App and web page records
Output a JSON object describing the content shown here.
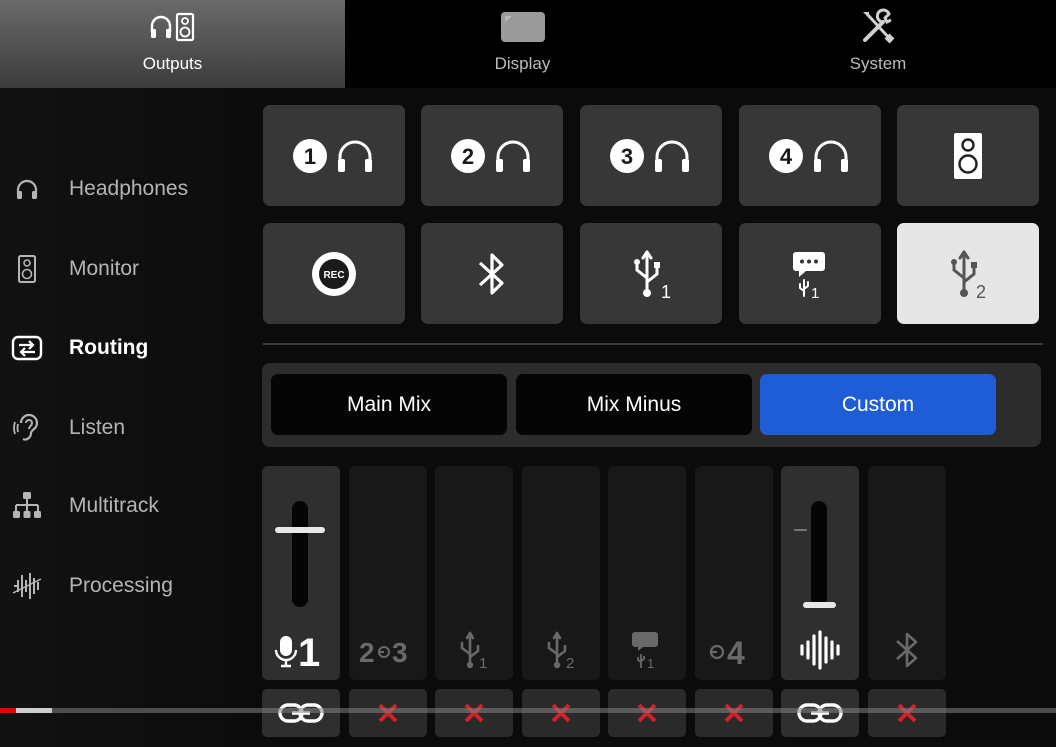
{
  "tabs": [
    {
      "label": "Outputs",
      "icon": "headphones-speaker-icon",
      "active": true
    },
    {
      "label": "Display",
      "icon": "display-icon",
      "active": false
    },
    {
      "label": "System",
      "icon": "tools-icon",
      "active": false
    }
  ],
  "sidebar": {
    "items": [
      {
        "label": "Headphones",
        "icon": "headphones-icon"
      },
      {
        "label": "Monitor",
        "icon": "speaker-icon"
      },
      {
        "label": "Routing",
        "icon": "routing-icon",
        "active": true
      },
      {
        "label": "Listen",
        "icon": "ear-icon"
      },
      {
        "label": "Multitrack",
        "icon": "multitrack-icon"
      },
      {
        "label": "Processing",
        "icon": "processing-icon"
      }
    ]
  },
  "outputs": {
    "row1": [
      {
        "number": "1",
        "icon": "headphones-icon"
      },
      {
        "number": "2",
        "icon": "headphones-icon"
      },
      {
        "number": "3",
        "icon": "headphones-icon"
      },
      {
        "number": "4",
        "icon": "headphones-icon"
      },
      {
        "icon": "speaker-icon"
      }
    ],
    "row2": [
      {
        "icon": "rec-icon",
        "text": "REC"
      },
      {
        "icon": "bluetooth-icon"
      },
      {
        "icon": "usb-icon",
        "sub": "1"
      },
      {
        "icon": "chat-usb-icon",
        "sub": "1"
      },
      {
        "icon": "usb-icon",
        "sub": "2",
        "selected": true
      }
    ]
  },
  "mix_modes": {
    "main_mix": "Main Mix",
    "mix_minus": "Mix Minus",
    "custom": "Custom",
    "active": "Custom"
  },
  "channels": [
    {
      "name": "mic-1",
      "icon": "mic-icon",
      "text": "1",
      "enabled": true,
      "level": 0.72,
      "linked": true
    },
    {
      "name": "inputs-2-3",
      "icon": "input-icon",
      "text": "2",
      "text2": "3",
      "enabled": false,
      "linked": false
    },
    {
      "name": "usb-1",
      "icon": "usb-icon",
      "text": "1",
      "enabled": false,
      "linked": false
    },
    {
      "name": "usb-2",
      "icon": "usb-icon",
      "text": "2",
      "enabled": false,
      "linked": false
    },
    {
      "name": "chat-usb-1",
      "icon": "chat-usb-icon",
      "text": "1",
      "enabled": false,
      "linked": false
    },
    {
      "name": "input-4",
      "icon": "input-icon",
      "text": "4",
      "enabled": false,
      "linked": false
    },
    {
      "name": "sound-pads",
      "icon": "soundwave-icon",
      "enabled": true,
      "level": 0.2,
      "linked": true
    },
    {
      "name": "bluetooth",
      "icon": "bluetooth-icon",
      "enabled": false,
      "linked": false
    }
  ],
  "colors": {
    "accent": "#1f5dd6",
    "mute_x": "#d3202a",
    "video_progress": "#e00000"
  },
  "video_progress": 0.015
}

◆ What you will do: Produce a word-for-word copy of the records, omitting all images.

◆ Exercise solution:
Output a JSON object describing the content shown here.
{
  "tabs": [
    {
      "label": "Outputs",
      "icon": "headphones-speaker-icon",
      "active": true
    },
    {
      "label": "Display",
      "icon": "display-icon",
      "active": false
    },
    {
      "label": "System",
      "icon": "tools-icon",
      "active": false
    }
  ],
  "sidebar": {
    "items": [
      {
        "label": "Headphones",
        "icon": "headphones-icon"
      },
      {
        "label": "Monitor",
        "icon": "speaker-icon"
      },
      {
        "label": "Routing",
        "icon": "routing-icon",
        "active": true
      },
      {
        "label": "Listen",
        "icon": "ear-icon"
      },
      {
        "label": "Multitrack",
        "icon": "multitrack-icon"
      },
      {
        "label": "Processing",
        "icon": "processing-icon"
      }
    ]
  },
  "outputs": {
    "row1": [
      {
        "number": "1",
        "icon": "headphones-icon"
      },
      {
        "number": "2",
        "icon": "headphones-icon"
      },
      {
        "number": "3",
        "icon": "headphones-icon"
      },
      {
        "number": "4",
        "icon": "headphones-icon"
      },
      {
        "icon": "speaker-icon"
      }
    ],
    "row2": [
      {
        "icon": "rec-icon",
        "text": "REC"
      },
      {
        "icon": "bluetooth-icon"
      },
      {
        "icon": "usb-icon",
        "sub": "1"
      },
      {
        "icon": "chat-usb-icon",
        "sub": "1"
      },
      {
        "icon": "usb-icon",
        "sub": "2",
        "selected": true
      }
    ]
  },
  "mix_modes": {
    "main_mix": "Main Mix",
    "mix_minus": "Mix Minus",
    "custom": "Custom",
    "active": "Custom"
  },
  "channels": [
    {
      "name": "mic-1",
      "icon": "mic-icon",
      "text": "1",
      "enabled": true,
      "level": 0.72,
      "linked": true
    },
    {
      "name": "inputs-2-3",
      "icon": "input-icon",
      "text": "2",
      "text2": "3",
      "enabled": false,
      "linked": false
    },
    {
      "name": "usb-1",
      "icon": "usb-icon",
      "text": "1",
      "enabled": false,
      "linked": false
    },
    {
      "name": "usb-2",
      "icon": "usb-icon",
      "text": "2",
      "enabled": false,
      "linked": false
    },
    {
      "name": "chat-usb-1",
      "icon": "chat-usb-icon",
      "text": "1",
      "enabled": false,
      "linked": false
    },
    {
      "name": "input-4",
      "icon": "input-icon",
      "text": "4",
      "enabled": false,
      "linked": false
    },
    {
      "name": "sound-pads",
      "icon": "soundwave-icon",
      "enabled": true,
      "level": 0.2,
      "linked": true
    },
    {
      "name": "bluetooth",
      "icon": "bluetooth-icon",
      "enabled": false,
      "linked": false
    }
  ],
  "colors": {
    "accent": "#1f5dd6",
    "mute_x": "#d3202a",
    "video_progress": "#e00000"
  },
  "video_progress": 0.015
}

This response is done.